Prompt: In the entries below, how many lines contain the string "title"? Give the number by itself.

Data supplied:
>>>
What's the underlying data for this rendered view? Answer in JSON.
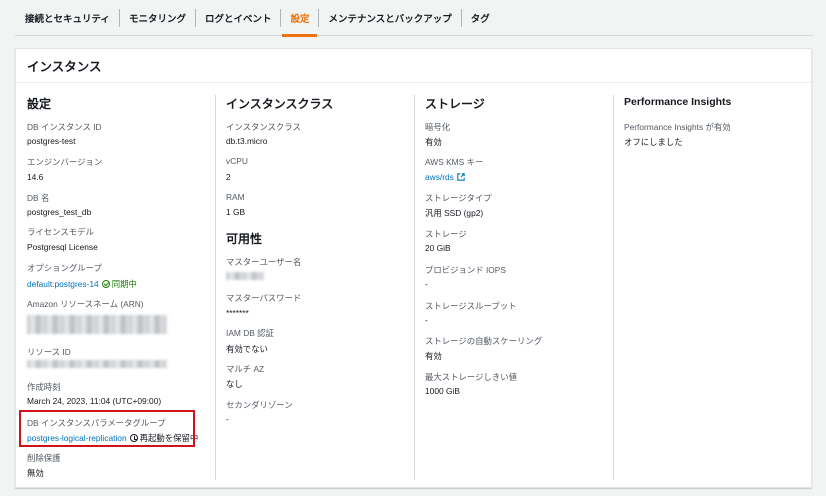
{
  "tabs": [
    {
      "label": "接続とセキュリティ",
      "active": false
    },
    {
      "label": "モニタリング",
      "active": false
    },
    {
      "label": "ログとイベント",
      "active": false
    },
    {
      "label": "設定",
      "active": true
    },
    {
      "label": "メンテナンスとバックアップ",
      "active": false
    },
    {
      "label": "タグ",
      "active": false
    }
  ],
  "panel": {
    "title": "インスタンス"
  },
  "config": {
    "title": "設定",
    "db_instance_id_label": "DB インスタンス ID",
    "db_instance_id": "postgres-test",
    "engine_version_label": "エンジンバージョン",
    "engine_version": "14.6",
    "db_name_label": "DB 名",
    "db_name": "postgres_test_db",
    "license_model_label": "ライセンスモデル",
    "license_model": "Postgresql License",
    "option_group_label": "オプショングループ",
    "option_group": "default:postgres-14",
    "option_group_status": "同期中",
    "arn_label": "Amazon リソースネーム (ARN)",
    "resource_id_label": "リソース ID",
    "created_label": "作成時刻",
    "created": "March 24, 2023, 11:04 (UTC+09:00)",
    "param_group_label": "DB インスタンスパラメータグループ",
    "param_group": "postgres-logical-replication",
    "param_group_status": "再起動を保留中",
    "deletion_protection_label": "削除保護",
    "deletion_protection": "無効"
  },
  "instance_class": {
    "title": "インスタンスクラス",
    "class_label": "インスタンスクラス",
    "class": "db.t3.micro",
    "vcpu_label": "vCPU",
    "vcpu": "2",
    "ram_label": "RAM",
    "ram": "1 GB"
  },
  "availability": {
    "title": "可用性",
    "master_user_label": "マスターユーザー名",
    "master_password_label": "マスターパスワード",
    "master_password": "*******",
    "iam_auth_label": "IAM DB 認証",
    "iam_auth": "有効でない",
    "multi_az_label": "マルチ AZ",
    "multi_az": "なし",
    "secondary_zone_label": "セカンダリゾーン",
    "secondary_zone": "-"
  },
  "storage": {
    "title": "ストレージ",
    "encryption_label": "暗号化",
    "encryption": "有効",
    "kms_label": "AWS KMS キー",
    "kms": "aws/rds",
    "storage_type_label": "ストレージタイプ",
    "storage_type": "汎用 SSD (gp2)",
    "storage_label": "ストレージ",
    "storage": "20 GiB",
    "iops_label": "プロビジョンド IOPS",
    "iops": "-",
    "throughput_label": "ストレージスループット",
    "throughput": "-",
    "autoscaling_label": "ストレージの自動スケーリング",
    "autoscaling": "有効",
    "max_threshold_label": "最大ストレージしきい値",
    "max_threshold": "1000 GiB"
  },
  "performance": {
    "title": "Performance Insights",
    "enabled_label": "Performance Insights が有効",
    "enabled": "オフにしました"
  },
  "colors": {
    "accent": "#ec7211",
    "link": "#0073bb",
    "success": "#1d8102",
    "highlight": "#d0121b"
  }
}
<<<
Reply: 6